The old soldier’s eyes are open. Sometimes he’s propped up in front of a TV, where images of nature and animals, especially cows, flicker across the screen. His family tells him the day’s news, the goings on at his beloved farm. They read to him, alternating between two books at a time, just as he used to do for himself. They play classical music. When his white hair grows long, they trim it. And once in a while, when someone tells him to move a toe, he does.

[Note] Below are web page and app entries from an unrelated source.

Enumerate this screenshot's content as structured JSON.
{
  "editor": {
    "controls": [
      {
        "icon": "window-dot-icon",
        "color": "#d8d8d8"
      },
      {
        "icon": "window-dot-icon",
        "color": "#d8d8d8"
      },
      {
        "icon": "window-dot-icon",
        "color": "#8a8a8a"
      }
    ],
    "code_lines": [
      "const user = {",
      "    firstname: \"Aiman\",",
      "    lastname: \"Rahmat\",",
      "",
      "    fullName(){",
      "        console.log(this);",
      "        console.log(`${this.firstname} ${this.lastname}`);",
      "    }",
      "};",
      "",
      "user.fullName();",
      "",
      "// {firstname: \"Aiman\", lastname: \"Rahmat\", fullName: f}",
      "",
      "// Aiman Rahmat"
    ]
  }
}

Whether Ariel Sharon takes in any of this activity, no one knows for sure. Because Israel’s once-robust prime minister and legendary battlefield hero—the decorated warrior, the controversial hawk and finally, beginning in 2001, the centrist prime minister who transformed the political landscape—has been in a coma for nearly four years, felled by a massive stroke. While not brain-dead, the 81-year-old exists in a persistent vegetative state. He generally breathes on his own, but must be fed by a tube. He cannot speak, walk, or think. Probably…

Too healthy to die, too injured to rule; he lives in limbo, just like the Israeli peace process. The irony is unavoidable.